- Exercise -
Without including any pictures, please copy every entry below exactly.

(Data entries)

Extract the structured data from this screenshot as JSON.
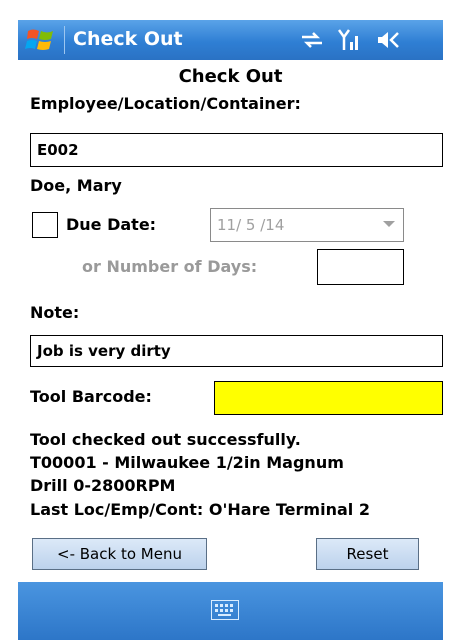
{
  "titlebar": {
    "title": "Check Out",
    "icons": [
      "windows-start-icon",
      "connectivity-icon",
      "signal-icon",
      "volume-icon"
    ]
  },
  "form": {
    "heading": "Check Out",
    "employee_label": "Employee/Location/Container:",
    "employee_value": "E002",
    "employee_name": "Doe, Mary",
    "due_date_label": "Due Date:",
    "due_date_checked": false,
    "due_date_value": "11/ 5 /14",
    "days_label": "or Number of Days:",
    "days_value": "",
    "note_label": "Note:",
    "note_value": "Job is very dirty",
    "barcode_label": "Tool Barcode:",
    "barcode_value": "",
    "barcode_bg": "#ffff00",
    "status_lines": [
      "Tool checked out successfully.",
      "T00001 - Milwaukee 1/2in Magnum",
      "Drill 0-2800RPM",
      "Last Loc/Emp/Cont:  O'Hare Terminal 2"
    ]
  },
  "buttons": {
    "back": "<- Back to Menu",
    "reset": "Reset"
  },
  "bottombar": {
    "icon": "keyboard-icon"
  }
}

- Answer to the problem -
Extract the structured data from this screenshot as JSON.
{
  "titlebar": {
    "title": "Check Out",
    "icons": [
      "windows-start-icon",
      "connectivity-icon",
      "signal-icon",
      "volume-icon"
    ]
  },
  "form": {
    "heading": "Check Out",
    "employee_label": "Employee/Location/Container:",
    "employee_value": "E002",
    "employee_name": "Doe, Mary",
    "due_date_label": "Due Date:",
    "due_date_checked": false,
    "due_date_value": "11/ 5 /14",
    "days_label": "or Number of Days:",
    "days_value": "",
    "note_label": "Note:",
    "note_value": "Job is very dirty",
    "barcode_label": "Tool Barcode:",
    "barcode_value": "",
    "barcode_bg": "#ffff00",
    "status_lines": [
      "Tool checked out successfully.",
      "T00001 - Milwaukee 1/2in Magnum",
      "Drill 0-2800RPM",
      "Last Loc/Emp/Cont:  O'Hare Terminal 2"
    ]
  },
  "buttons": {
    "back": "<- Back to Menu",
    "reset": "Reset"
  },
  "bottombar": {
    "icon": "keyboard-icon"
  }
}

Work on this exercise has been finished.